-------- RECORDED INFORMATION

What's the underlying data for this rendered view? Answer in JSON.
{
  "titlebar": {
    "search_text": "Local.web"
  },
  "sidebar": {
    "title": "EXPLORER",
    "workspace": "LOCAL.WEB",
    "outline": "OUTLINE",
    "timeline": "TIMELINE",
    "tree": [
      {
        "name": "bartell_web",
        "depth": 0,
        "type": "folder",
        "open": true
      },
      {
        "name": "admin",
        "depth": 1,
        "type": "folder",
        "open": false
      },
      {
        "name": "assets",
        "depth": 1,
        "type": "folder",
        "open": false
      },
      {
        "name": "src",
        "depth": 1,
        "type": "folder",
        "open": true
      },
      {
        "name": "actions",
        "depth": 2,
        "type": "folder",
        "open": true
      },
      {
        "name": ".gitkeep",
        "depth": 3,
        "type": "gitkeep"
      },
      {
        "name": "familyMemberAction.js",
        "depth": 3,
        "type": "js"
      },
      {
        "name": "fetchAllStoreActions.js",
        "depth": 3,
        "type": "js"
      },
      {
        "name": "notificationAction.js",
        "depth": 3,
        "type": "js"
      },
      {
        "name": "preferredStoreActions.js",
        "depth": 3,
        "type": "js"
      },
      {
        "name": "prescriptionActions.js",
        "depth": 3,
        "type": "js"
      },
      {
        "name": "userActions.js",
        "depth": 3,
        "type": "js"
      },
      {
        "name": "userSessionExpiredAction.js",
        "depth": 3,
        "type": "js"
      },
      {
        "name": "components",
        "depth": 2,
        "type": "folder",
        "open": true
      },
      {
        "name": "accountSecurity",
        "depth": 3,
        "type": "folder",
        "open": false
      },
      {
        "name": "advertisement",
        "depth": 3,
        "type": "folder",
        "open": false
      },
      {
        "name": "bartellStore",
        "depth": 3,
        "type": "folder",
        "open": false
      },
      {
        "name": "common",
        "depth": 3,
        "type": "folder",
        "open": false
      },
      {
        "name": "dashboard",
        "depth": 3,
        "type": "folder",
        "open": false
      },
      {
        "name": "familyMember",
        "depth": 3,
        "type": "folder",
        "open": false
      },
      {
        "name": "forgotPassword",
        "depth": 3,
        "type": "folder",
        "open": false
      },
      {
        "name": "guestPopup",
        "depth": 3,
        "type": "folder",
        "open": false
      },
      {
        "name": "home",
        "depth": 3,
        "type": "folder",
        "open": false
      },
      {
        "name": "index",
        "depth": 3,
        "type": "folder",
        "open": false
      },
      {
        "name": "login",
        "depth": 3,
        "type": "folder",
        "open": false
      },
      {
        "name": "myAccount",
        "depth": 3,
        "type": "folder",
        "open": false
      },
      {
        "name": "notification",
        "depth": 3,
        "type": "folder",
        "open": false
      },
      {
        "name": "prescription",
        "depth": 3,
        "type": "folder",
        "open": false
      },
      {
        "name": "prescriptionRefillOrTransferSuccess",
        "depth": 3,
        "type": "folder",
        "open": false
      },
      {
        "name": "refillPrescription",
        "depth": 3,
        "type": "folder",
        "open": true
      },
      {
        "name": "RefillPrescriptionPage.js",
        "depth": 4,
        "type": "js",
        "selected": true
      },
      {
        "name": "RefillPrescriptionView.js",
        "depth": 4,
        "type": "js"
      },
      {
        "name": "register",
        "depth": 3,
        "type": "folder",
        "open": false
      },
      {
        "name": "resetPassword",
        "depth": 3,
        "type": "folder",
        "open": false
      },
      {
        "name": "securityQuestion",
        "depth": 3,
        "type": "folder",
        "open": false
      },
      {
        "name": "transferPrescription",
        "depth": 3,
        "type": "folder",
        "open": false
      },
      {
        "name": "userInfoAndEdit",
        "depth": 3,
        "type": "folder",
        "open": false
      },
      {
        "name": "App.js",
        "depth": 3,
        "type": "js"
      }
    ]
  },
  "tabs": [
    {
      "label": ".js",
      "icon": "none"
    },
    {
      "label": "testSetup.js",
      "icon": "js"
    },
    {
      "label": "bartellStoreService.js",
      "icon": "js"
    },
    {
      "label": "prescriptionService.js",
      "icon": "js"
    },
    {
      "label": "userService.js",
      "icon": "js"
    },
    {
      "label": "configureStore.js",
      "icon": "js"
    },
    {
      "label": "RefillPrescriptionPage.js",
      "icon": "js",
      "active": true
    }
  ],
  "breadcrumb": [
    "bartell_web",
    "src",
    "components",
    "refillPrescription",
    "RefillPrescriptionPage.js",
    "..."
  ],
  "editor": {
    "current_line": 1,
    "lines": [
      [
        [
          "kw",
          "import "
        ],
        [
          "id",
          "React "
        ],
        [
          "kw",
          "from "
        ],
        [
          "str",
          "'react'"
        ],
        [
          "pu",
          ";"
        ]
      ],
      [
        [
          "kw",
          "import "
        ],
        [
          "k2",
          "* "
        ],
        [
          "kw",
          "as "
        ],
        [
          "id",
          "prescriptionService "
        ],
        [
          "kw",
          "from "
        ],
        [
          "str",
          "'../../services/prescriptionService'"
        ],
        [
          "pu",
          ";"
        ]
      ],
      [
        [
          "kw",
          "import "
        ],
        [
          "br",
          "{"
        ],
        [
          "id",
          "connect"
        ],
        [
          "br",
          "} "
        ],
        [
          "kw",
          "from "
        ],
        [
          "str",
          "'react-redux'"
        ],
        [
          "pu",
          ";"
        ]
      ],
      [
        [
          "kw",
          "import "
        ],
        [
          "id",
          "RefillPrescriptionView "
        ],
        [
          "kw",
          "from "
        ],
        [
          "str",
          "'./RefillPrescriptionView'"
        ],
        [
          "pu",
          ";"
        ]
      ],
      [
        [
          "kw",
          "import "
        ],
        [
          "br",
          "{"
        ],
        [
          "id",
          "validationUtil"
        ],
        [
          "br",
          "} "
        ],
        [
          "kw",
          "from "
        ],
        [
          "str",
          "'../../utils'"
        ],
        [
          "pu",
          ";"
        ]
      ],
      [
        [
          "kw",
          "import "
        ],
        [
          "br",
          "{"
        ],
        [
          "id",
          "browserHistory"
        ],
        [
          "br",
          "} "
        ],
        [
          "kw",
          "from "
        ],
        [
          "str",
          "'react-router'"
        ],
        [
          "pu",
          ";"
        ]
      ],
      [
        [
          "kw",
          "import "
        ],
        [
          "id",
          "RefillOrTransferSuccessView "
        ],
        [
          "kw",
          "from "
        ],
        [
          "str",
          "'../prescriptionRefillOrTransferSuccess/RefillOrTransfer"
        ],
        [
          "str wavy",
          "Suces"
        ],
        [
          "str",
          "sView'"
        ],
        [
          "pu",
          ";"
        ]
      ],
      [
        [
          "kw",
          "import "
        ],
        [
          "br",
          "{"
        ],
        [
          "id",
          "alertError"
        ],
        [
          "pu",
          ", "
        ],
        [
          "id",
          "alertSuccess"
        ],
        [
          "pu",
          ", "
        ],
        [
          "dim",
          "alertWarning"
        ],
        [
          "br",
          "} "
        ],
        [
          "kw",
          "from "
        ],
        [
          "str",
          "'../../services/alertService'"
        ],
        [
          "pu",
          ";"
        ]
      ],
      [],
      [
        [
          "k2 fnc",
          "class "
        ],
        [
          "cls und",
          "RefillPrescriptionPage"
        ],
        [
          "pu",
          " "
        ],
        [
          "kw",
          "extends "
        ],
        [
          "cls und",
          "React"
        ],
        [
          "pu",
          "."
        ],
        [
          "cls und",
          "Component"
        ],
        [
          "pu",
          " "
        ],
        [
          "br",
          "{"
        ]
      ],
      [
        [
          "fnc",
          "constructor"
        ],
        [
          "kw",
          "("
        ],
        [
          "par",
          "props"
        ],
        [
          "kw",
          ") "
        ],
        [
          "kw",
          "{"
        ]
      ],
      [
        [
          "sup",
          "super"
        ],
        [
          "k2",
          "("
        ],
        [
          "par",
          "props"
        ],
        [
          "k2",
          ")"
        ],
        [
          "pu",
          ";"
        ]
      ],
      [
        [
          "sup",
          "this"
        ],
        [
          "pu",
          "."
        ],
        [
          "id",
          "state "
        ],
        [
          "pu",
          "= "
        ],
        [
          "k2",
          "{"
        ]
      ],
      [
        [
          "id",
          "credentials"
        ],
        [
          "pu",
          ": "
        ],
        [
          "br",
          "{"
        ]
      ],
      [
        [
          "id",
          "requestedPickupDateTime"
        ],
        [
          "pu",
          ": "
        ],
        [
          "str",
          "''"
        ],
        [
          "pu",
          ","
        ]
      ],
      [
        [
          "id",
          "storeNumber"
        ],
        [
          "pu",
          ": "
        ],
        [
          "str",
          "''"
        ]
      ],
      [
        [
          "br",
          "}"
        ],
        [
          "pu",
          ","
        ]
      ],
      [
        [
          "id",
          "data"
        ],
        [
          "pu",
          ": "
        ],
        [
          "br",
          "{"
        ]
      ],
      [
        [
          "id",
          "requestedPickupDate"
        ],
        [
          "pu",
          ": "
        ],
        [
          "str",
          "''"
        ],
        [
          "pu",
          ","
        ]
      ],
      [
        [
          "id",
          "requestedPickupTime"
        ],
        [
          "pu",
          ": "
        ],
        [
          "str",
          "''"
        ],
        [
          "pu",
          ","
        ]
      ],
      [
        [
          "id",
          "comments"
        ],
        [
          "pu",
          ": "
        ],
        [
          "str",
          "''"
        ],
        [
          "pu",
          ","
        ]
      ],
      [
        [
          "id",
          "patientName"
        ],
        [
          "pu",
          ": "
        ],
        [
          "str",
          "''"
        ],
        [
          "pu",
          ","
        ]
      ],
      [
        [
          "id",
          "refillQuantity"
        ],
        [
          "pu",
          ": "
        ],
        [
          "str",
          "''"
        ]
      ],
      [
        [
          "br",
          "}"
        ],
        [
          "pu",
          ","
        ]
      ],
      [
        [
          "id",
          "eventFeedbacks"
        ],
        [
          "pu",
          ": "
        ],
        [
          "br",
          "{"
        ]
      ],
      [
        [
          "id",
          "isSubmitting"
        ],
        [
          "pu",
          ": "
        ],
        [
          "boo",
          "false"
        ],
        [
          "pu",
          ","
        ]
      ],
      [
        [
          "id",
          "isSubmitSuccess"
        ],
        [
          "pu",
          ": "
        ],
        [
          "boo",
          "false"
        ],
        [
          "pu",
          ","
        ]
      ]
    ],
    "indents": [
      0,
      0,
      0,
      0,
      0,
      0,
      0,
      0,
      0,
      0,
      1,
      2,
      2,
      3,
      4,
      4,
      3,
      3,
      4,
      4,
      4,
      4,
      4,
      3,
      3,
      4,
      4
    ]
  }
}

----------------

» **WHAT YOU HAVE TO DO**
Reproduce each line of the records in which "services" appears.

» **RESULT OF THE TASK**
          "'../../services/prescriptionService'"
          "'../../services/alertService'"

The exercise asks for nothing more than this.